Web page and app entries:
---
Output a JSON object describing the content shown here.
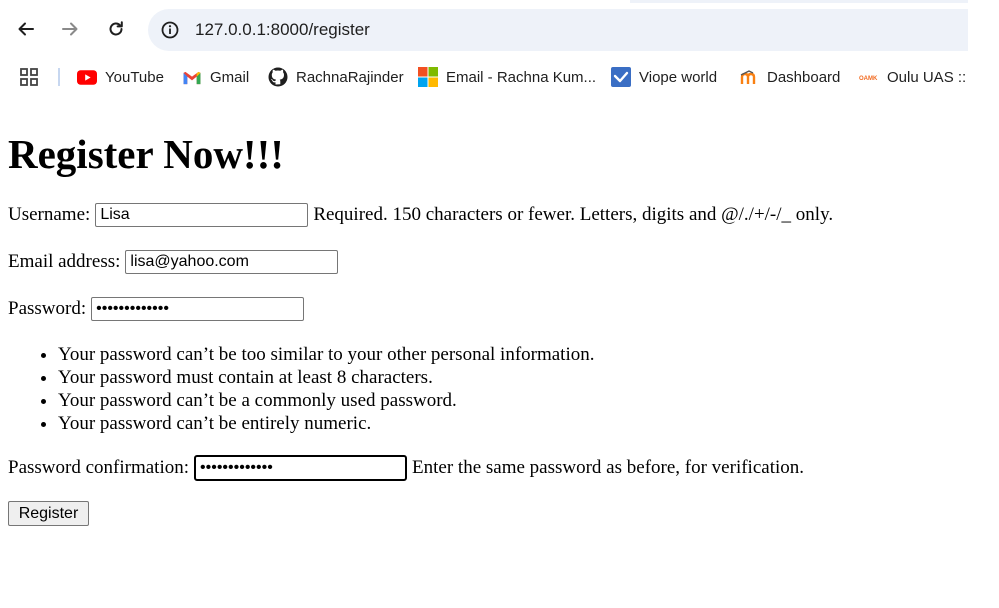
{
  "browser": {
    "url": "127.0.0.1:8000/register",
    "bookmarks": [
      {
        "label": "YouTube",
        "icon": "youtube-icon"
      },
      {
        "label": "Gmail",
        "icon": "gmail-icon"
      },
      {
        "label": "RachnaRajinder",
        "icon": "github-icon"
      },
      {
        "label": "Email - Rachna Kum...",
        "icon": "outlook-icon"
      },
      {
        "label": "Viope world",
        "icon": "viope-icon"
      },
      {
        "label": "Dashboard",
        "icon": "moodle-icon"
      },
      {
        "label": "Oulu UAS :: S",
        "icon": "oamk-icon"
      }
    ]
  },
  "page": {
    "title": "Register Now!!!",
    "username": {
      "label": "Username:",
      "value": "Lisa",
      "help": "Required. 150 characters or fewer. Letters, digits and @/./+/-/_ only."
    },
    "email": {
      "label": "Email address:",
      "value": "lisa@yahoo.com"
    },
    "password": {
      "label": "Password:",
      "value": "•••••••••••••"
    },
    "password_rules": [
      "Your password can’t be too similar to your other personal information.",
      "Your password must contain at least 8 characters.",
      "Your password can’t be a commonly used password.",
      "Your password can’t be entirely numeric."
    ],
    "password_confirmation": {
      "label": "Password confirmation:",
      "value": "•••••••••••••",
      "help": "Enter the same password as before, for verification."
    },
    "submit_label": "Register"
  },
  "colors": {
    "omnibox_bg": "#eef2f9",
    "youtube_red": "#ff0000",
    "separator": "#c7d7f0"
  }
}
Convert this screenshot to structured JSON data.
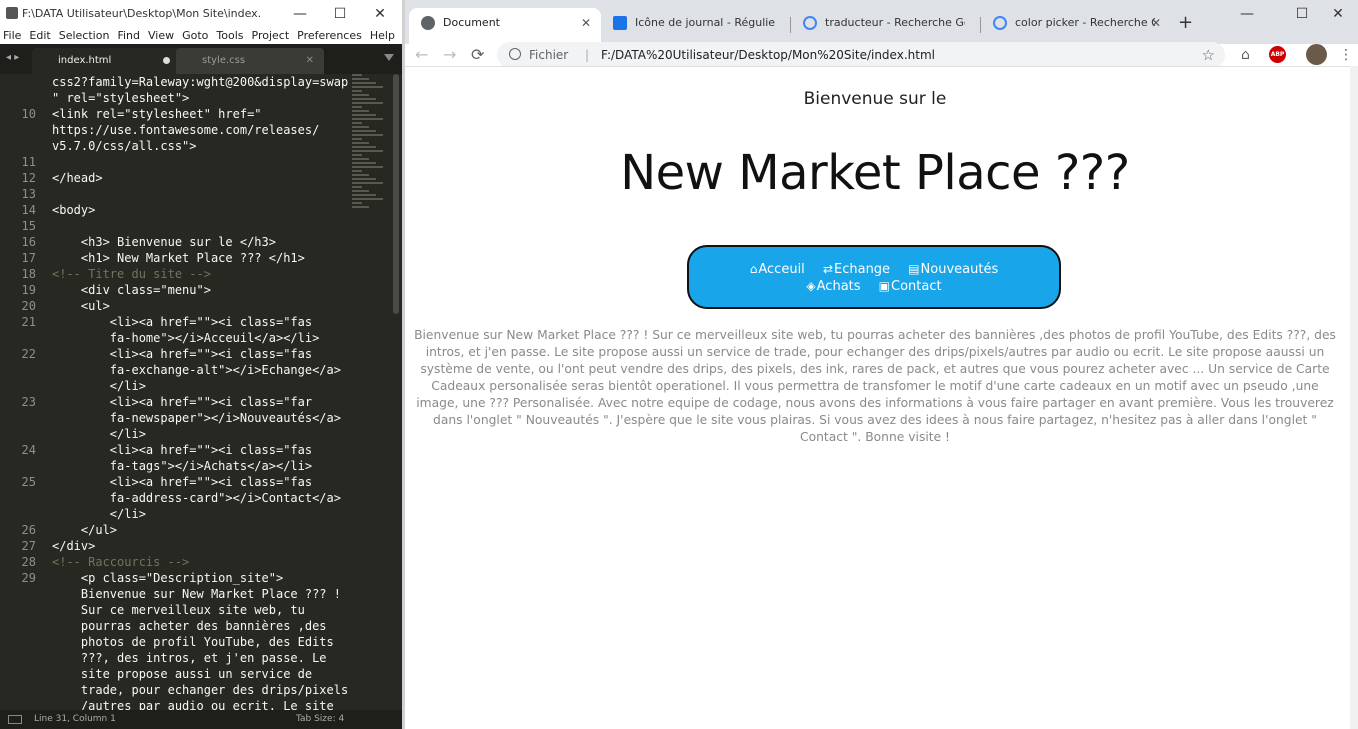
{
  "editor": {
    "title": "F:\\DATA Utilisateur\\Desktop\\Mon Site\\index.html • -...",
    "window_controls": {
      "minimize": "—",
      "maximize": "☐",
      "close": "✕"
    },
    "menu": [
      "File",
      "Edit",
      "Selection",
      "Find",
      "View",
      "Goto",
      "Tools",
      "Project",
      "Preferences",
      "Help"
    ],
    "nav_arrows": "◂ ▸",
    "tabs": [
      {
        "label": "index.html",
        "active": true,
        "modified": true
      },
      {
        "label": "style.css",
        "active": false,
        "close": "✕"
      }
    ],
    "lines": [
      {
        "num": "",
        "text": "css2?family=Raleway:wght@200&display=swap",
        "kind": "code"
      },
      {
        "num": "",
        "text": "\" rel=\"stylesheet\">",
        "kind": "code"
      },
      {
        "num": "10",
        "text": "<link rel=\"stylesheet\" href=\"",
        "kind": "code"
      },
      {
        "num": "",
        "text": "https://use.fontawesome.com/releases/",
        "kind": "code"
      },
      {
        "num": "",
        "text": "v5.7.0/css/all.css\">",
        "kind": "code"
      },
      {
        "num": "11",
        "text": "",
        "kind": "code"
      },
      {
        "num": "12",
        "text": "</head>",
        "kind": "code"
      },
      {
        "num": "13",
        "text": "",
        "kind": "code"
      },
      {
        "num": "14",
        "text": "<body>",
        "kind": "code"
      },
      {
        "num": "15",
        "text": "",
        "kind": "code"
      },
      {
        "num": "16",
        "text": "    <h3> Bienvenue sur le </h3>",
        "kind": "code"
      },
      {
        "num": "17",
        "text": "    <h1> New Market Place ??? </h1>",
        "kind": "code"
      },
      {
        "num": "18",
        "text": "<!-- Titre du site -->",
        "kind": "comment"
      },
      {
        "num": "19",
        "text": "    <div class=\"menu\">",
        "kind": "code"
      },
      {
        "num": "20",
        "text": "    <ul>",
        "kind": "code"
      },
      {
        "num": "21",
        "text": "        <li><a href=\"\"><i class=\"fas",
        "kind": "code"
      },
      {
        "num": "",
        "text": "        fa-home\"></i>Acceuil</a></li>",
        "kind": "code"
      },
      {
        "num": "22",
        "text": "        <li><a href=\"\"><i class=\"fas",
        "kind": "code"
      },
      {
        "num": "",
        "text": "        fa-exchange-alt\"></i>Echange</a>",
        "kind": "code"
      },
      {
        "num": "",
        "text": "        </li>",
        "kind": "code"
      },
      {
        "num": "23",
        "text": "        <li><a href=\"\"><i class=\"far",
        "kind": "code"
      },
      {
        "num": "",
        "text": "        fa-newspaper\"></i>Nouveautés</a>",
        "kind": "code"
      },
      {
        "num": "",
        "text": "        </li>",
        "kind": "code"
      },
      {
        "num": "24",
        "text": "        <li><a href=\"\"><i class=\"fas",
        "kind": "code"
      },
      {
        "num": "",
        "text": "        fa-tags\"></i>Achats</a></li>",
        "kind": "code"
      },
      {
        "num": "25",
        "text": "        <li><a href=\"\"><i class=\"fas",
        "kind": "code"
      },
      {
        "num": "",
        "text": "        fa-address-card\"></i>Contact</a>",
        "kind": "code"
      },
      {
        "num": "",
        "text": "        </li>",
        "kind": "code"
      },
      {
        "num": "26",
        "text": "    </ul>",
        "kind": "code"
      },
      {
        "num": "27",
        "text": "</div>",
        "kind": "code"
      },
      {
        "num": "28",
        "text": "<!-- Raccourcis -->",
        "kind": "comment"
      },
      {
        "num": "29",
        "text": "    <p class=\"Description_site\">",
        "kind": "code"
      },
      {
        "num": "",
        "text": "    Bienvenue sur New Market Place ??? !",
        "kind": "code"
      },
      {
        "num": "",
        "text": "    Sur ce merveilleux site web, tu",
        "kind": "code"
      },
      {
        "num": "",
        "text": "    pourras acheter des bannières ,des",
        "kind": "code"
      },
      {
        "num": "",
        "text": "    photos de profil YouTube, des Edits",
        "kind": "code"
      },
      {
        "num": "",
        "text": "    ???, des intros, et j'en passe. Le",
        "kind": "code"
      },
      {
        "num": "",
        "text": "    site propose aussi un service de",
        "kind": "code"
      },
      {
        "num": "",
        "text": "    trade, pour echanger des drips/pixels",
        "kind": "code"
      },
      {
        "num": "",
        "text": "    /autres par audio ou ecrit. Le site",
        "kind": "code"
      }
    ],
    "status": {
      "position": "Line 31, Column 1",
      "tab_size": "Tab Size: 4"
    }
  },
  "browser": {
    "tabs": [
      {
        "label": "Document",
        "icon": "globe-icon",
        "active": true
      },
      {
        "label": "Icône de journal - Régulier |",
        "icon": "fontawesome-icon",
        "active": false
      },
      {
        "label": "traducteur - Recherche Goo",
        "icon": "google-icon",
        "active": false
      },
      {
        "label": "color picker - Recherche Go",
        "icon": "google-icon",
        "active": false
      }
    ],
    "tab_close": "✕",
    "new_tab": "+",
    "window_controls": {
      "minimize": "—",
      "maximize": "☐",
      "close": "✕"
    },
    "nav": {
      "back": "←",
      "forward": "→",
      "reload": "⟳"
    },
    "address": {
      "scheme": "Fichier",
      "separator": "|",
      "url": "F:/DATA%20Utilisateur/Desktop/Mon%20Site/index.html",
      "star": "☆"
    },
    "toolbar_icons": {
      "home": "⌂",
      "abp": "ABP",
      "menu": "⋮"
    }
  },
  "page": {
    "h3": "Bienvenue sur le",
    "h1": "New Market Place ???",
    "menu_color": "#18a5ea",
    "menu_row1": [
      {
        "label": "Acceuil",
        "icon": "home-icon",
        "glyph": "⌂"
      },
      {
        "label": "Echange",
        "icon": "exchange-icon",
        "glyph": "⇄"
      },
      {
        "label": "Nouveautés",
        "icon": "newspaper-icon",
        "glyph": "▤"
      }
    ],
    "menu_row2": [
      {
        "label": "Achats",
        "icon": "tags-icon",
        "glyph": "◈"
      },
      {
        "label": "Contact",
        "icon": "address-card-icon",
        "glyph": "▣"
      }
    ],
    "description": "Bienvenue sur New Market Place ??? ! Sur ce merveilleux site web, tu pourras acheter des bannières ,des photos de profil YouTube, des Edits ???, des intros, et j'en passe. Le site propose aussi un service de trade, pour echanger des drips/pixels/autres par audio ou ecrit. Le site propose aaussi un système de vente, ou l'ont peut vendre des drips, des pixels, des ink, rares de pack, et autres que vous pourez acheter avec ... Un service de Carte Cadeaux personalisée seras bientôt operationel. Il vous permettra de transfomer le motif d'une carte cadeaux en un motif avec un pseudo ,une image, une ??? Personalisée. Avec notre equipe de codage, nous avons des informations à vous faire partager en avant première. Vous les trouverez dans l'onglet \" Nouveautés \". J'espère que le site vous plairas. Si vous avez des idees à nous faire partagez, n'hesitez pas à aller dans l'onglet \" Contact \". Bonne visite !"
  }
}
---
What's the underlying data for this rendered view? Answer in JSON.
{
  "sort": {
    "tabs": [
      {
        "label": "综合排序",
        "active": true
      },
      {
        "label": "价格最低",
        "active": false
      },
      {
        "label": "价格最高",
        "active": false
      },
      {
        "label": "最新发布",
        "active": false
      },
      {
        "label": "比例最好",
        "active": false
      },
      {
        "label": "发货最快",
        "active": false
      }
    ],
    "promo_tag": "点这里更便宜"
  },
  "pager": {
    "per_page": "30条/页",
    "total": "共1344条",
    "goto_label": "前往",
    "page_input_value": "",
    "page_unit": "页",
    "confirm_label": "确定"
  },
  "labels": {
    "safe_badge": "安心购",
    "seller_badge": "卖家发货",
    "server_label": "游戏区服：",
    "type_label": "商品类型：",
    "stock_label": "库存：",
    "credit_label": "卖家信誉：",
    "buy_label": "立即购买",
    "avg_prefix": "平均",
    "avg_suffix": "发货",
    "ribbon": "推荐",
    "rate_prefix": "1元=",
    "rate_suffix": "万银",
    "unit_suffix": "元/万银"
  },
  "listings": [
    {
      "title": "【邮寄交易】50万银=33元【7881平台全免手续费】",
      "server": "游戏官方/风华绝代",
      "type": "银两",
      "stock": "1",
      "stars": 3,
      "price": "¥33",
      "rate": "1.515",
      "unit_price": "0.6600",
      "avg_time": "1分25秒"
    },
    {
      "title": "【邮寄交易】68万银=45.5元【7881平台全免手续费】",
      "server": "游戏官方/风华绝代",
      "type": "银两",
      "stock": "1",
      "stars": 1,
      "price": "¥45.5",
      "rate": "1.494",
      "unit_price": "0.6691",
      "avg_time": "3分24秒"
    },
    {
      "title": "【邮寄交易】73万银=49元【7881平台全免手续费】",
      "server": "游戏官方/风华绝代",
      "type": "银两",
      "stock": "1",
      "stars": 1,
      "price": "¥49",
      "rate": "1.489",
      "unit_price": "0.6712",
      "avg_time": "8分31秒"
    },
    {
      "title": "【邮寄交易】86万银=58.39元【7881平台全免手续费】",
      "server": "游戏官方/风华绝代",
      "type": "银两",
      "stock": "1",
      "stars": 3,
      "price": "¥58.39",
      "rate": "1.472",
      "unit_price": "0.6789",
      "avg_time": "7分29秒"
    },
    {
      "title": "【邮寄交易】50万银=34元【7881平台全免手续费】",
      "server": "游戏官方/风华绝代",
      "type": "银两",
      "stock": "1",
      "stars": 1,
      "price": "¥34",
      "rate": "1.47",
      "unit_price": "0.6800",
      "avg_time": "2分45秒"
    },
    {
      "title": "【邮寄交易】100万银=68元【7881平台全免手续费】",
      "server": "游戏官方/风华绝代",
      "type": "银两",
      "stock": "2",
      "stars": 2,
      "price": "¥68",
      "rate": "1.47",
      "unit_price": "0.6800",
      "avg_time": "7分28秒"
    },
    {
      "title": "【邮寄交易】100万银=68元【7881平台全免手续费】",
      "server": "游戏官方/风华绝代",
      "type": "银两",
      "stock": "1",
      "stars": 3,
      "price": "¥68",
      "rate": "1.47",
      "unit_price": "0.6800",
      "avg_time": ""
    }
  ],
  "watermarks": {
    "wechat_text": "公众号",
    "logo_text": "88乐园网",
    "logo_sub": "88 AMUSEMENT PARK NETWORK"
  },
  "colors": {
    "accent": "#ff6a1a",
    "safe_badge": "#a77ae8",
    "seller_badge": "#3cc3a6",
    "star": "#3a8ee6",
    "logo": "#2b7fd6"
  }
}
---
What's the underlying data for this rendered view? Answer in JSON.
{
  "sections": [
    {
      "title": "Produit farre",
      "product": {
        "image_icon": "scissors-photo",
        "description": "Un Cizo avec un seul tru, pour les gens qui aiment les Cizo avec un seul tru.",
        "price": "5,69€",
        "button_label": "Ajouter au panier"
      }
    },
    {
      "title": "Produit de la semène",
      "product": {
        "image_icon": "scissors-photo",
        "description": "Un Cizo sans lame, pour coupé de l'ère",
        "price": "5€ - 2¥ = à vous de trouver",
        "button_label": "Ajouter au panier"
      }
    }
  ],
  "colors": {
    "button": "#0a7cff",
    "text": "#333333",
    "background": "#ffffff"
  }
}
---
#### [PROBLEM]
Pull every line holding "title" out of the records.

#### [ANSWER SPACE]
    "title": "Register Now!!!",
    "title": "F:\\DATA Utilisateur\\Desktop\\Mon Site\\index.html • -...",
      "title": "【邮寄交易】50万银=33元【7881平台全免手续费】",
      "title": "【邮寄交易】68万银=45.5元【7881平台全免手续费】",
      "title": "【邮寄交易】73万银=49元【7881平台全免手续费】",
      "title": "【邮寄交易】86万银=58.39元【7881平台全免手续费】",
      "title": "【邮寄交易】50万银=34元【7881平台全免手续费】",
      "title": "【邮寄交易】100万银=68元【7881平台全免手续费】",
      "title": "【邮寄交易】100万银=68元【7881平台全免手续费】",
      "title": "Produit farre",
      "title": "Produit de la semène",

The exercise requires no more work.